WORK REQUEST: Could you write out every entry exactly as it stands?

GIVEN INFORMATION:

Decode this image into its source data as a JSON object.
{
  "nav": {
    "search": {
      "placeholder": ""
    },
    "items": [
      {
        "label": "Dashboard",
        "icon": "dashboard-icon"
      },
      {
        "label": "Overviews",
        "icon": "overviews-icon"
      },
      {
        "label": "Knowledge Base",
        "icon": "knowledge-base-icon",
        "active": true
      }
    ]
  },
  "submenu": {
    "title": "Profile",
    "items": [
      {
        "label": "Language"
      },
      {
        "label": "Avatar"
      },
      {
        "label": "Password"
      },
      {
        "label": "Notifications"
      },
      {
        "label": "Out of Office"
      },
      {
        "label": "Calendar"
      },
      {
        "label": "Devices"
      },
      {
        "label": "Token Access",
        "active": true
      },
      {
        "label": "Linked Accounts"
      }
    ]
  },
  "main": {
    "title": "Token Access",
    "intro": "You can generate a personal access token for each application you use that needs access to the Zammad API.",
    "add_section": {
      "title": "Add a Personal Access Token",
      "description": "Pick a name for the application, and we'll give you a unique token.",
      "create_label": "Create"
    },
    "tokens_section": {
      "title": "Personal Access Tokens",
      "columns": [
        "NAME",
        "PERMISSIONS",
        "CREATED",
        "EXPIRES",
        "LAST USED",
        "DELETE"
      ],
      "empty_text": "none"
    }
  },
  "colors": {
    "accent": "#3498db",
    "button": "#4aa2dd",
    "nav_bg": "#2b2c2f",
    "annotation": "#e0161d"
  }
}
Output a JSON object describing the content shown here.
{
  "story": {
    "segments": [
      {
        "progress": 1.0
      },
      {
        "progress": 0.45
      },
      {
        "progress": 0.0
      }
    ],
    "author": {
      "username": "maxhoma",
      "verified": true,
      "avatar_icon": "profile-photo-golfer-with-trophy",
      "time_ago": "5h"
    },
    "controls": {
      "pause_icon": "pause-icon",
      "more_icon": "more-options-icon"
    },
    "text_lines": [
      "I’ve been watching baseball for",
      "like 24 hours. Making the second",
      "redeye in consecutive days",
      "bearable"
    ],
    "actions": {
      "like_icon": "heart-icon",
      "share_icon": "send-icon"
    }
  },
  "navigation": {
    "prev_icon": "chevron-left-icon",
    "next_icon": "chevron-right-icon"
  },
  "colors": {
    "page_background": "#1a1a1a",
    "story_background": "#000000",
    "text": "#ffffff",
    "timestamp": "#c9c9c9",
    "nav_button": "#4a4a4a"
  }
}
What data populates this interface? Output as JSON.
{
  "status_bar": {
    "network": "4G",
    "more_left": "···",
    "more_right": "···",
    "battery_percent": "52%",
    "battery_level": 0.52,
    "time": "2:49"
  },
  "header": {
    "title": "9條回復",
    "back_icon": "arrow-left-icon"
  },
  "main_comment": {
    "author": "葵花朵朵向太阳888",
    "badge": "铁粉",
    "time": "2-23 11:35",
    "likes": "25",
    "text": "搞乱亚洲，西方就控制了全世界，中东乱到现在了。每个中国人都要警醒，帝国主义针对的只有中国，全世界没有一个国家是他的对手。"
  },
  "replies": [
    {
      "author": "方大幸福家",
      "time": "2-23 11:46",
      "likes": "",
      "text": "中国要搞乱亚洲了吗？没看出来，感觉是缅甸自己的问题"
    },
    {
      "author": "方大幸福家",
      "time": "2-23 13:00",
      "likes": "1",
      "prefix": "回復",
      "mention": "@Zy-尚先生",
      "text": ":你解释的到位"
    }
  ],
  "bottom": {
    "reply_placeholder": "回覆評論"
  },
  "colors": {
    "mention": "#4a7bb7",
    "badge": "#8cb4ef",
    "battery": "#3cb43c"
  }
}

WRITTEN SOLUTION:
Decode this image into its source data as a JSON object.
{
  "nav": {
    "search": {
      "placeholder": ""
    },
    "items": [
      {
        "label": "Dashboard",
        "icon": "dashboard-icon"
      },
      {
        "label": "Overviews",
        "icon": "overviews-icon"
      },
      {
        "label": "Knowledge Base",
        "icon": "knowledge-base-icon",
        "active": true
      }
    ]
  },
  "submenu": {
    "title": "Profile",
    "items": [
      {
        "label": "Language"
      },
      {
        "label": "Avatar"
      },
      {
        "label": "Password"
      },
      {
        "label": "Notifications"
      },
      {
        "label": "Out of Office"
      },
      {
        "label": "Calendar"
      },
      {
        "label": "Devices"
      },
      {
        "label": "Token Access",
        "active": true
      },
      {
        "label": "Linked Accounts"
      }
    ]
  },
  "main": {
    "title": "Token Access",
    "intro": "You can generate a personal access token for each application you use that needs access to the Zammad API.",
    "add_section": {
      "title": "Add a Personal Access Token",
      "description": "Pick a name for the application, and we'll give you a unique token.",
      "create_label": "Create"
    },
    "tokens_section": {
      "title": "Personal Access Tokens",
      "columns": [
        "NAME",
        "PERMISSIONS",
        "CREATED",
        "EXPIRES",
        "LAST USED",
        "DELETE"
      ],
      "empty_text": "none"
    }
  },
  "colors": {
    "accent": "#3498db",
    "button": "#4aa2dd",
    "nav_bg": "#2b2c2f",
    "annotation": "#e0161d"
  }
}
Output a JSON object describing the content shown here.
{
  "story": {
    "segments": [
      {
        "progress": 1.0
      },
      {
        "progress": 0.45
      },
      {
        "progress": 0.0
      }
    ],
    "author": {
      "username": "maxhoma",
      "verified": true,
      "avatar_icon": "profile-photo-golfer-with-trophy",
      "time_ago": "5h"
    },
    "controls": {
      "pause_icon": "pause-icon",
      "more_icon": "more-options-icon"
    },
    "text_lines": [
      "I’ve been watching baseball for",
      "like 24 hours. Making the second",
      "redeye in consecutive days",
      "bearable"
    ],
    "actions": {
      "like_icon": "heart-icon",
      "share_icon": "send-icon"
    }
  },
  "navigation": {
    "prev_icon": "chevron-left-icon",
    "next_icon": "chevron-right-icon"
  },
  "colors": {
    "page_background": "#1a1a1a",
    "story_background": "#000000",
    "text": "#ffffff",
    "timestamp": "#c9c9c9",
    "nav_button": "#4a4a4a"
  }
}
What data populates this interface? Output as JSON.
{
  "status_bar": {
    "network": "4G",
    "more_left": "···",
    "more_right": "···",
    "battery_percent": "52%",
    "battery_level": 0.52,
    "time": "2:49"
  },
  "header": {
    "title": "9條回復",
    "back_icon": "arrow-left-icon"
  },
  "main_comment": {
    "author": "葵花朵朵向太阳888",
    "badge": "铁粉",
    "time": "2-23 11:35",
    "likes": "25",
    "text": "搞乱亚洲，西方就控制了全世界，中东乱到现在了。每个中国人都要警醒，帝国主义针对的只有中国，全世界没有一个国家是他的对手。"
  },
  "replies": [
    {
      "author": "方大幸福家",
      "time": "2-23 11:46",
      "likes": "",
      "text": "中国要搞乱亚洲了吗？没看出来，感觉是缅甸自己的问题"
    },
    {
      "author": "方大幸福家",
      "time": "2-23 13:00",
      "likes": "1",
      "prefix": "回復",
      "mention": "@Zy-尚先生",
      "text": ":你解释的到位"
    }
  ],
  "bottom": {
    "reply_placeholder": "回覆評論"
  },
  "colors": {
    "mention": "#4a7bb7",
    "badge": "#8cb4ef",
    "battery": "#3cb43c"
  }
}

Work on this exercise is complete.